A Disappointing Follow Up in "The Heavens May Fall", by Allen Eskens - Book Review

Book reviews are of course, subjective. They are relative too. Relative to what is on the recent reading list, genres, and to other work by the same author. The Heavens May Fall is fine, with a decent plot, suspense, and an unexpected twist. So this crime drama from Allen Eskens is fine. However, after a stretch of reading that included literary heavyweights Anthony Marra, Colum McCann, and Amor Towles…. Well, it’s all relative, right?
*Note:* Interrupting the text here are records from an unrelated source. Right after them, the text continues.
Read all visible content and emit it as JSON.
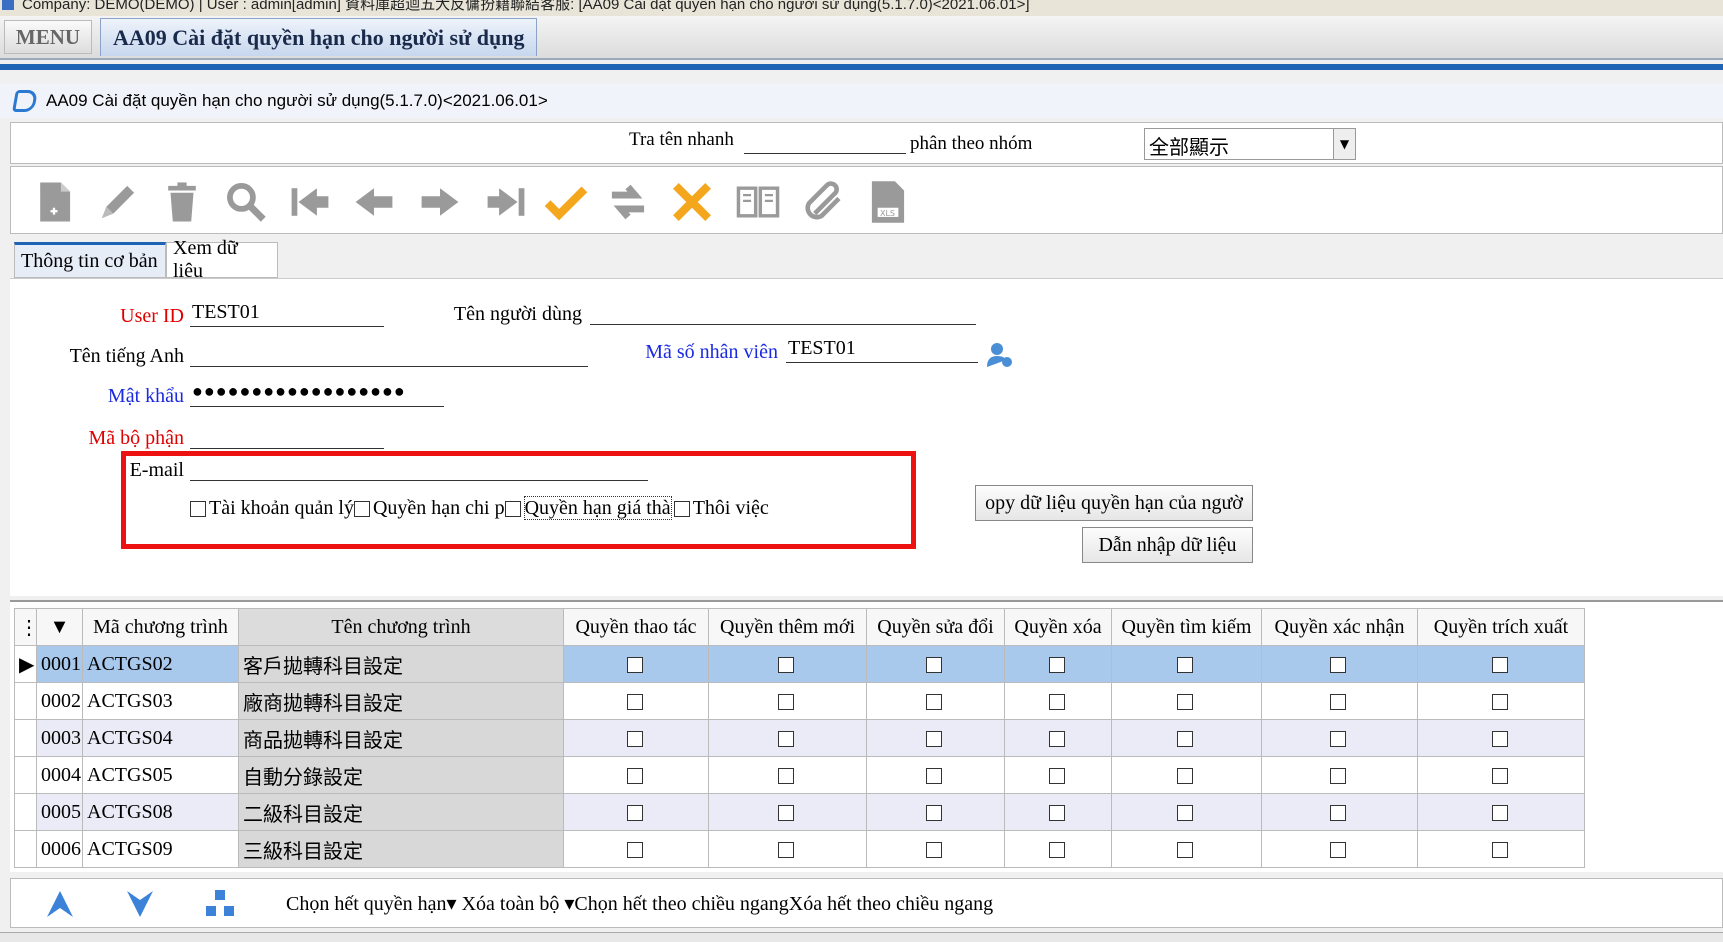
{
  "window": {
    "title": "Company: DEMO(DEMO) | User : admin[admin] 資料庫超迴五大反傭扮籍聯結客服: [AA09 Cài đặt quyền hạn cho người sử dụng(5.1.7.0)<2021.06.01>]"
  },
  "menubar": {
    "menu_label": "MENU",
    "active_tab": "AA09 Cài đặt quyền hạn cho người sử dụng"
  },
  "form": {
    "title": "AA09 Cài đặt quyền hạn cho người sử dụng(5.1.7.0)<2021.06.01>"
  },
  "quick": {
    "search_label": "Tra tên nhanh",
    "group_label": "phân theo nhóm",
    "group_value": "全部顯示"
  },
  "toolbar": {
    "icons": [
      "new-icon",
      "edit-icon",
      "delete-icon",
      "search-icon",
      "first-icon",
      "prev-icon",
      "next-icon",
      "last-icon",
      "confirm-icon",
      "refresh-icon",
      "cancel-icon",
      "book-icon",
      "attach-icon",
      "excel-icon"
    ]
  },
  "tabs": [
    {
      "label": "Thông tin cơ bản"
    },
    {
      "label": "Xem dữ liệu"
    }
  ],
  "fields": {
    "user_id_label": "User ID",
    "user_id": "TEST01",
    "user_name_label": "Tên người dùng",
    "user_name": "",
    "english_name_label": "Tên tiếng Anh",
    "english_name": "",
    "employee_code_label": "Mã số nhân viên",
    "employee_code": "TEST01",
    "password_label": "Mật khẩu",
    "password": "●●●●●●●●●●●●●●●●●●",
    "dept_label": "Mã bộ phận",
    "dept": "",
    "email_label": "E-mail",
    "email": ""
  },
  "checkboxes": {
    "admin": "Tài khoản quản lý",
    "partial": "Quyền hạn chi p",
    "price": "Quyền hạn giá thà",
    "resigned": "Thôi việc"
  },
  "buttons": {
    "copy": "opy dữ liệu quyền hạn của ngườ",
    "import": "Dẫn nhập dữ liệu"
  },
  "grid": {
    "columns": [
      "Mã chương trình",
      "Tên chương trình",
      "Quyền thao tác",
      "Quyền thêm mới",
      "Quyền sửa đổi",
      "Quyền xóa",
      "Quyền tìm kiếm",
      "Quyền xác nhận",
      "Quyền trích xuất"
    ],
    "rows": [
      {
        "no": "0001",
        "code": "ACTGS02",
        "name": "客戶拋轉科目設定"
      },
      {
        "no": "0002",
        "code": "ACTGS03",
        "name": "廠商拋轉科目設定"
      },
      {
        "no": "0003",
        "code": "ACTGS04",
        "name": "商品拋轉科目設定"
      },
      {
        "no": "0004",
        "code": "ACTGS05",
        "name": "自動分錄設定"
      },
      {
        "no": "0005",
        "code": "ACTGS08",
        "name": "二級科目設定"
      },
      {
        "no": "0006",
        "code": "ACTGS09",
        "name": "三級科目設定"
      }
    ]
  },
  "bottom": {
    "actions": "Chọn hết quyền hạn▾ Xóa toàn bộ ▾Chọn hết theo chiều ngangXóa hết theo chiều ngang"
  }
}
Perhaps it’s also the comparison to Eskens’ last book, The Guise of Another, reviewed here last year. Quite good, and memorable as a rather fun crime drama - one with a likable, if not completely innocent, protagonist. But his latest release The Heavens May Fall basically does fall, short of my expectations.  The general plot is hackneyed, but strong, and Eskens’ own legal experience successfully helps develop the storyline. But I couldn’t connect with the character I felt I was supposed to connect with most. And the best I can say about the writing, is that it was concise. 

The Heavens May Fall
By Allen Eskens

Our two leading characters are Max Rupert, a homicide detective haunted by his wife’s unsolved death years prior, and Boady Sanden, a scarred defense attorney that has come out of retirement to represent his former law partner and friend who’s been accused of murder. There are several threads of old grudges, long time alliances, and previous wrongs that intersect to make the story interesting. And naturally, there is the accused, Ben Pruitt, the high powered attorney and father accused of murdering his wife. Then there are supporting characters that showed promise to be the troublemakers we love to hate - the deceased’s sister, the state’s prosecuting attorney - but neither were developed enough for me to care. There was a big wind up with no pitch.

And Max Rupert - poor Max. I wanted to root for him, to fall for him, to respect him.  Well, he achieved the latter at least, and perhaps his character is closer to reality than I gave him credit for, but I’m not reading this for reality. I want - I expect - a hero. I didn’t get one. The Heavens May Fall was a needed break from some of the intellectually substantial and emotional stories I’ve been reading of late, but I’m ready to move on to the next heady creation. 

Published: 2016
Publisher: Seventh Street Books

Vickie’s rating: 2.5 stars